Isolated severe thunderstorms are possible across the Gulf Coast and the Mid-Atlantic, as well in to parts of central Pennsylvania. The cold front continues to move eastward across the Appalachian Mountains. Heavy showers and a few strong gusts are possible in the Mid-Atlantic and central Appalachia. Meanwhile in the southern U.S., ongoing heavy thunderstorm activity will influence the potential for an isolated severe gust or two, with a low chance of medium sized to large hail.

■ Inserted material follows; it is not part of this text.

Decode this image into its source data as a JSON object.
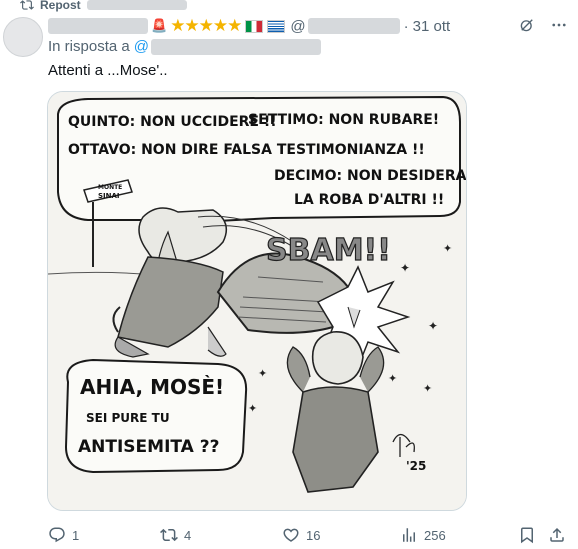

Discussion… For the Gulf Coast, morning sounding observations showed a modestly unstable environment with instability near 1,000 to 1,500j/kg. While surface to mid-level wind fields appear relatively weak i.e. 20-30 knots average, an upper-level jet streak is moving over the region and will potentially aid upper air forcing, allotting isolated medium to large hail perhaps to 1.0 inch in diameter. A large, multi-cellular cluster of thunderstorms over the coastline of the Gulf of Mexico continues to move east-northeast along an axis of robust theta-E advection (theta-E is potential temperature in air parcels). Kinematic and thermodynamic analyzations off the current mesoscale analysis indicate water loading and high precipitable water values near 0.75″ – 1.00″ of liquid; flash flooding could be possible across the southern Gulf states. Doppler radar scans indicate very heavy precipitation in the stronger cores and I will mention the possibility of an isolated wet-microburst across eastern Louisiana, southern Mississippi and Alabama as storms move inland.
Mid-Atlantic and central Pennsylvania / Appalachia… The warm front continues to drift northeastward through the region where surface temperatures have warmed into the middle-upper 60s and into the lower 70s. Despite ambient cloud cover hindering any robust surface heating, moisture content and water loading could yield an isolated strong gust or two as storms migrate into the region later this afternoon. The 1200z observed soundings from Washington D.C. and Wallops Island, Virginia, indicate meager CAPE (instability) values near 500-750j/kg. While instability is fairly weak, the low-level jet is near 40+/- knots and winds become more unidirectional in the mid-levels, increasing to 50-60 knots. The unidirectional wind shear will enhance the potential for an isolated damaging wind event if storms can become strong enough with the ongoing clearing in central Appalachia based off the visible satellite. Also, a small to medium sized hail event, up to penny size, cannot be ruled out. Heavy rain could be possible in any organized cluster of thunderstorms, so minor flash flooding of urban creeks and streams is possible across the region.
While the severe weather risk if much lower today, the main hazards will be possible flash flooding and isolated wind events. Remember: If a roadway is flooded, turn around and don’t drown! An update will be issued if/as needed later this evening if flood potential enhances across the eastern portion of the nation. This forecast is valid through tonight.
…Forecast initialized 2:28pm EDT / 1828z, 3/26/15…
– Student Meteorologist Harrison Sincavage, Penn State University.